Entries taken from a collection
┄┄┄┄┄┄┄┄┄┄
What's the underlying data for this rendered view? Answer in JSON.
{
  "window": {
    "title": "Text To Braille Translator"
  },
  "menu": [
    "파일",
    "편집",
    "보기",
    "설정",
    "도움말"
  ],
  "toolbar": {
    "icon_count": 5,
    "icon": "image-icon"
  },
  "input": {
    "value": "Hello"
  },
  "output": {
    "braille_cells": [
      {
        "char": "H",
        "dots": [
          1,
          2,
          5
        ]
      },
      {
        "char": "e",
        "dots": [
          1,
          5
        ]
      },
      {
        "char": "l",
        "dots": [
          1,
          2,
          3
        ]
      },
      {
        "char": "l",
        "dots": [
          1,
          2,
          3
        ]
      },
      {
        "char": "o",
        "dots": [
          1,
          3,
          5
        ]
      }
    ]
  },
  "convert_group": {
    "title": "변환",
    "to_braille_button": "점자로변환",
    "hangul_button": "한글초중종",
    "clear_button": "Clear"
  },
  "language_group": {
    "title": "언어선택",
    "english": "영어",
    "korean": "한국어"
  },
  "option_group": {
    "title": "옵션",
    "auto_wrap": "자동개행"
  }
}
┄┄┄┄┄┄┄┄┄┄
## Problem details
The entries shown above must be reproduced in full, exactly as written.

## Exercise solution
What's the underlying data for this rendered view? Answer in JSON.
{
  "window": {
    "title": "Text To Braille Translator"
  },
  "menu": [
    "파일",
    "편집",
    "보기",
    "설정",
    "도움말"
  ],
  "toolbar": {
    "icon_count": 5,
    "icon": "image-icon"
  },
  "input": {
    "value": "Hello"
  },
  "output": {
    "braille_cells": [
      {
        "char": "H",
        "dots": [
          1,
          2,
          5
        ]
      },
      {
        "char": "e",
        "dots": [
          1,
          5
        ]
      },
      {
        "char": "l",
        "dots": [
          1,
          2,
          3
        ]
      },
      {
        "char": "l",
        "dots": [
          1,
          2,
          3
        ]
      },
      {
        "char": "o",
        "dots": [
          1,
          3,
          5
        ]
      }
    ]
  },
  "convert_group": {
    "title": "변환",
    "to_braille_button": "점자로변환",
    "hangul_button": "한글초중종",
    "clear_button": "Clear"
  },
  "language_group": {
    "title": "언어선택",
    "english": "영어",
    "korean": "한국어"
  },
  "option_group": {
    "title": "옵션",
    "auto_wrap": "자동개행"
  }
}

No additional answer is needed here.